Rounding off the weekend, Ron Athey made something of a departure from his usual practice with Gifts of the Spirit. Where Athey’s previous work has principally rooted itself in body art, dealing particularly with ‘extreme’ images and activating the body as a political and social site, this work concerns itself with the nature and processes of the mind and of language. Gifts of the Spirit though retains Athey’s interest in ritual practice, religious imagery and ‘alternative’ states.

Fusing images of ‘medium-ship’ with processes of automatic composition Gifts of the Spirit was as much about the process of abstracting, generating and reforming fragments of text as the final product. Using the automatic writings of a large group of young volunteers in response to Athey’s autobiographical provocations, Athey ‘processed’ these through a group of assistants cutting-up and typing out sections of these writings, before compiling the typed fragments into a series of texts, to be read out by Athey at the climax of the work.

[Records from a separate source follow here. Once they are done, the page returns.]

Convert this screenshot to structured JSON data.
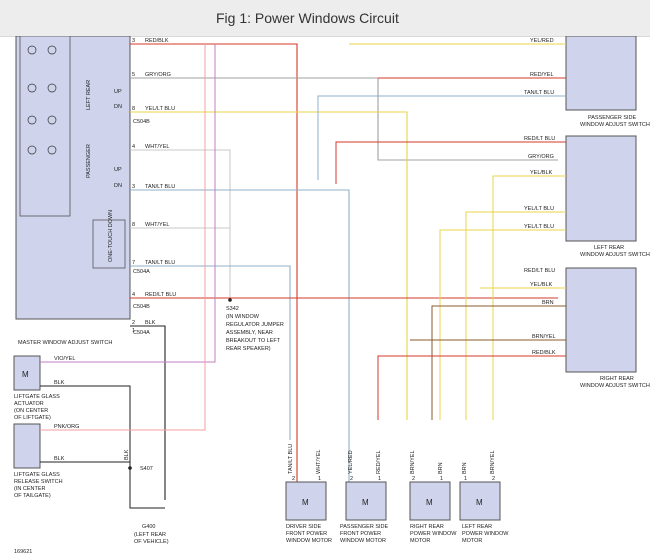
{
  "header": {
    "title": "Fig 1: Power Windows Circuit"
  },
  "master": {
    "label": "MASTER WINDOW ADJUST SWITCH",
    "left_rear": "LEFT REAR",
    "passenger": "PASSENGER",
    "one_touch": "ONE-TOUCH DOWN",
    "up": "UP",
    "dn": "DN",
    "wires": [
      {
        "pin": "3",
        "label": "RED/BLK"
      },
      {
        "pin": "5",
        "label": "GRY/ORG"
      },
      {
        "pin": "8",
        "label": "YEL/LT BLU"
      },
      {
        "pin": "4",
        "label": "WHT/YEL"
      },
      {
        "pin": "3",
        "label": "TAN/LT BLU"
      },
      {
        "pin": "8",
        "label": "WHT/YEL"
      },
      {
        "pin": "7",
        "label": "TAN/LT BLU"
      },
      {
        "pin": "4",
        "label": "RED/LT BLU"
      },
      {
        "pin": "2",
        "label": "BLK"
      },
      {
        "pin": "1",
        "label": ""
      }
    ],
    "connectors": [
      "C504B",
      "C504A",
      "C504B",
      "C504A"
    ]
  },
  "s342": {
    "id": "S342",
    "lines": [
      "(IN WINDOW",
      "REGULATOR JUMPER",
      "ASSEMBLY, NEAR",
      "BREAKOUT TO LEFT",
      "REAR SPEAKER)"
    ]
  },
  "passenger_switch": {
    "label1": "PASSENGER SIDE",
    "label2": "WINDOW ADJUST SWITCH",
    "wires": [
      {
        "pin": "5",
        "label": "YEL/RED"
      },
      {
        "pin": "4",
        "label": "RED/YEL"
      },
      {
        "pin": "1",
        "label": "TAN/LT BLU"
      }
    ]
  },
  "left_rear_switch": {
    "label1": "LEFT REAR",
    "label2": "WINDOW ADJUST SWITCH",
    "wires": [
      {
        "pin": "3",
        "label": "RED/LT BLU"
      },
      {
        "pin": "6",
        "label": "GRY/ORG"
      },
      {
        "pin": "4",
        "label": "YEL/BLK"
      },
      {
        "pin": "2",
        "label": "YEL/LT BLU"
      },
      {
        "pin": "1",
        "label": "YEL/LT BLU"
      }
    ]
  },
  "right_rear_switch": {
    "label1": "RIGHT REAR",
    "label2": "WINDOW ADJUST SWITCH",
    "wires": [
      {
        "pin": "3",
        "label": "RED/LT BLU"
      },
      {
        "pin": "4",
        "label": "YEL/BLK"
      },
      {
        "pin": "5",
        "label": "BRN"
      },
      {
        "pin": "2",
        "label": "BRN/YEL"
      },
      {
        "pin": "1",
        "label": "RED/BLK"
      }
    ]
  },
  "liftgate_actuator": {
    "lines": [
      "LIFTGATE GLASS",
      "ACTUATOR",
      "(ON CENTER",
      "OF LIFTGATE)"
    ],
    "wires": [
      {
        "pin": "1",
        "label": "VIO/YEL"
      },
      {
        "pin": "2",
        "label": "BLK"
      }
    ]
  },
  "liftgate_switch": {
    "lines": [
      "LIFTGATE GLASS",
      "RELEASE SWITCH",
      "(IN CENTER",
      "OF TAILGATE)"
    ],
    "wires": [
      {
        "pin": "1",
        "label": "PNK/ORG"
      },
      {
        "pin": "2",
        "label": "BLK"
      }
    ]
  },
  "ground": {
    "s407": "S407",
    "g400": "G400",
    "g400_lines": [
      "(LEFT REAR",
      "OF VEHICLE)"
    ],
    "blk": "BLK"
  },
  "motors": [
    {
      "lines": [
        "DRIVER SIDE",
        "FRONT POWER",
        "WINDOW MOTOR"
      ],
      "wires": [
        "TAN/LT BLU",
        "WHT/YEL"
      ],
      "pins": [
        "2",
        "1"
      ]
    },
    {
      "lines": [
        "PASSENGER SIDE",
        "FRONT POWER",
        "WINDOW MOTOR"
      ],
      "wires": [
        "YEL/RED",
        "RED/YEL"
      ],
      "pins": [
        "2",
        "1"
      ]
    },
    {
      "lines": [
        "RIGHT REAR",
        "POWER WINDOW",
        "MOTOR"
      ],
      "wires": [
        "BRN/YEL",
        "BRN"
      ],
      "pins": [
        "2",
        "1"
      ]
    },
    {
      "lines": [
        "LEFT REAR",
        "POWER WINDOW",
        "MOTOR"
      ],
      "wires": [
        "BRN",
        "BRN/YEL"
      ],
      "pins": [
        "1",
        "2"
      ]
    }
  ],
  "footer": {
    "code": "169621"
  },
  "icons": {
    "motor": "M"
  },
  "colors": {
    "box_fill": "#cfd3ec",
    "red": "#d43a2a",
    "yellow": "#e8d64a",
    "tan": "#8fb0c8",
    "white": "#c9c9c9",
    "gray": "#a0a0a0",
    "brown": "#8b5a2b",
    "green": "#6fbf6f",
    "violet": "#c77dc7",
    "pink": "#f2a0a0",
    "black": "#222222"
  }
}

The rich ritual form of this work, with performers clothed to varying degrees of white and black, sat tantalisingly alongside the rough austerity of TROVE, a now abandoned museum. As with the rest of the weekend, the sound of this work was the most gripping component. A slow pulsing of urgent typing, scratchy writing and improvisations on grand piano, all tied in by a repetitive and overlapping series of countdowns from Athey and his acolyte-like companions. This discordant clash of sonic and visual landscapes bought a disorientating quality to the event, one not easily quantifiable in linguistic terms and instead sitting uneasily beneath the skin.

Live art frames much of its practice within a network of conceptual models, tying the physical and visual experiences into linguistic and intellectual frameworks. What is noticeable from the final weekend of this year’s Fierce Festival is the importance of sound across the artistic work on show, particularly in the ways in which the speaking of words, voice and music embody experience in ways that the signifiers themselves cannot.

Fierce, Birmingham’s international festival of live art, took place 29 March – 8 April 2012 at sites across the city. www.wearefierce.org

This article in the magazine

Issue 24-2
p. 34 - 35